Watch John Lee Hooker conjure up absolute magic on TV in 1964... with The Groundhogs

 John Lee Hooker performs on UK TV show Ready Steady Go, Kingsway Studios, London
John Lee Hooker performs on UK TV show Ready Steady Go, Kingsway Studios, London, June 1964 (Image credit: Mark and Colleen Hayward)

UK blues rock legends The Groundhogs released their debut album Scratching The Surface in late 1968, but they'd already been plying their trade for over half a decade.     

Formed originally as pop act The Dollar Bills in in 1962, the band toughen up their sound the following year and change their name, inspired by John Lee Hooker's 1951 song Ground Hog Blues

The same year, on October 21, Hooker plays his first UK show at the American Blues Festival, held at Manchester's Free Trade Hall. The final date of an almost month-long tour that consists almost entirely of shows in Germany, it features a startling lineup of blues greats, from Hooker to Big Bill Broonzy, Lightnin' Hopkins and Memphis Slim.

It's no exaggeration to say that the Manchester show plays a huge part in the British blues boom that follows, with attendees including Mannfred Mann singer Paul Jones, Alexis Korner, John Mayall, and – up from London in a battered van – Jimmy Page, Keith Richards, Brian Jones and Mick Jagger, who asks bluesman Shakey Jake Harris if he can "have a go" on his harmonica after his performance. 

Cut to the summer of 1964. Hooker returns for his first UK tour, and John Mayall's Bluesbreakers – featuring future Fleetwood Mac star John McVie – are the backing band.

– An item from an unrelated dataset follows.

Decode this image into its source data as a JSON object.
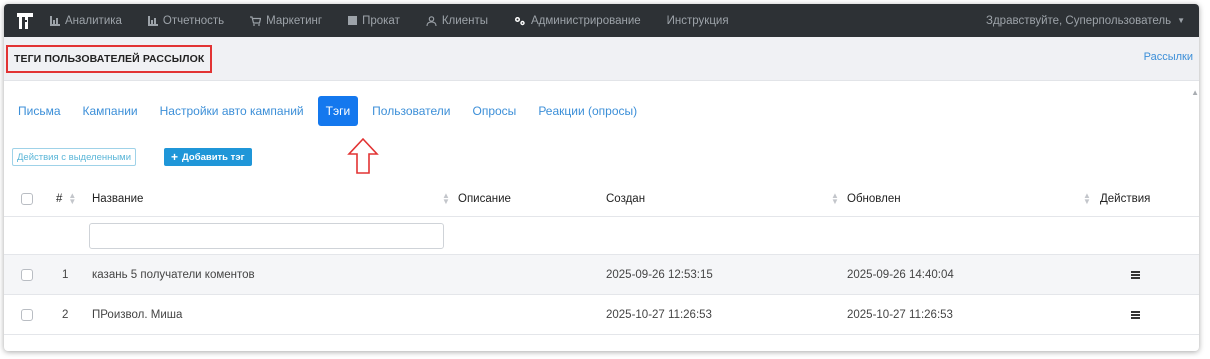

They're unable to fulfil the engagements on the final week of the tour, and The Groundhogs get the call. 

They play support and back Hooker at the next few shows, and he likes them so much – in an interview, he calls them "the number one British blues band" – that when he returns to the UK in August he asks for them. The same happens in September. And again in October. 

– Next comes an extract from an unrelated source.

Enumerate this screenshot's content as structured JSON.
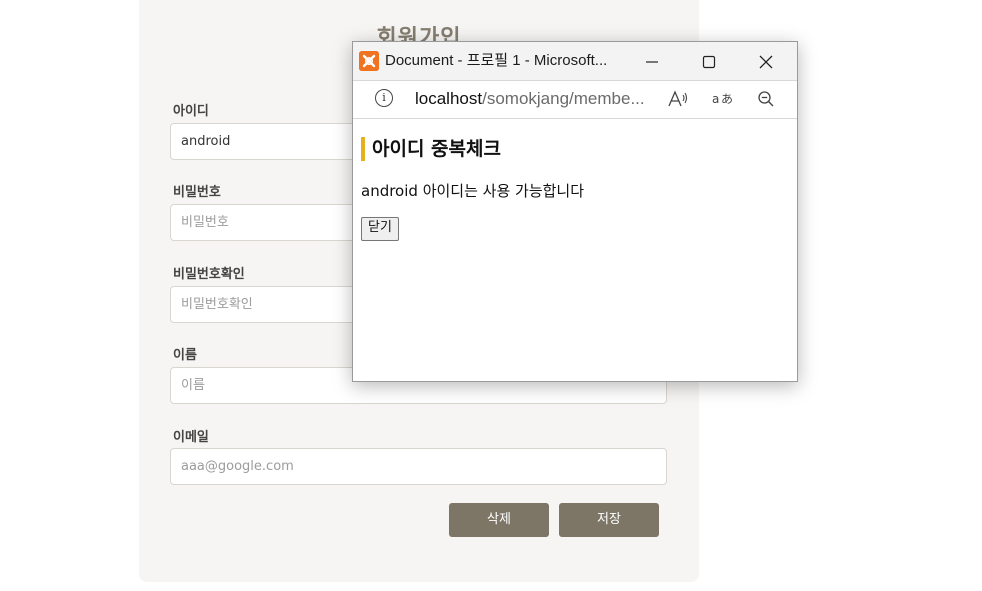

And then, on October 5, it's a visit to The BBC for The Beat Room, a weekly show focused on pop music and rhythm and blues. Joining Hooker on the show are crooner Tom Jones, pop singer Julie Rogers, The Kinks, and North London r&b group The Syndicats, who feature future Yes guitarist Steve Howe in their ranks. 

Hooker and The Groudhogs play two songs: the classic Boom Boom – a single on Vee Jay two years earlier – and I'm Leaving, released in 1963. And while 29 episodes of The Beat Room are recorded during its lifetime, only one – this one – isn't destroyed as the BBC continue their systematic policy of wiping recordings that exhaust their apparent usefulness. 

What we're left with is a remarkable document, as Hooker and The Groundhogs –  guitarist Tony McPhee, pianist Bob Hall, bassist Peter Cruickshank and drummer Dave Boorman – conjure up a righteous storm. It might not have been the moment that inspired the British blues boom, but it was a moment that brought the real thing into UK households. 

At the end of the year the musicians recorded an album together. A rough and ready collection, ...And Seven Nights saw The Groundhogs handling Hooker's spontaneity with relaxed aplomb, and in 1996, when UK label Indigo Recordings reissued the album, they gave the album a new title, one that reflected the nature of the partnership: Hooker & The Hogs. 

Online Editor at Louder/Classic Rock magazine since 2014. 36 years in music industry, online for 23. Also bylines for: Metal Hammer, Prog Magazine, The Word Magazine, The Guardian, The New Statesman, Saga, Music365. Former Head of Music at Xfm Radio, A&R at Fiction Records, early blogger, ex-roadie, published author. Once appeared in a Cure video dressed as a cowboy, and thinks any situation can be improved by the introduction of cats. Favourite Serbian trumpeter: Dejan Petrović.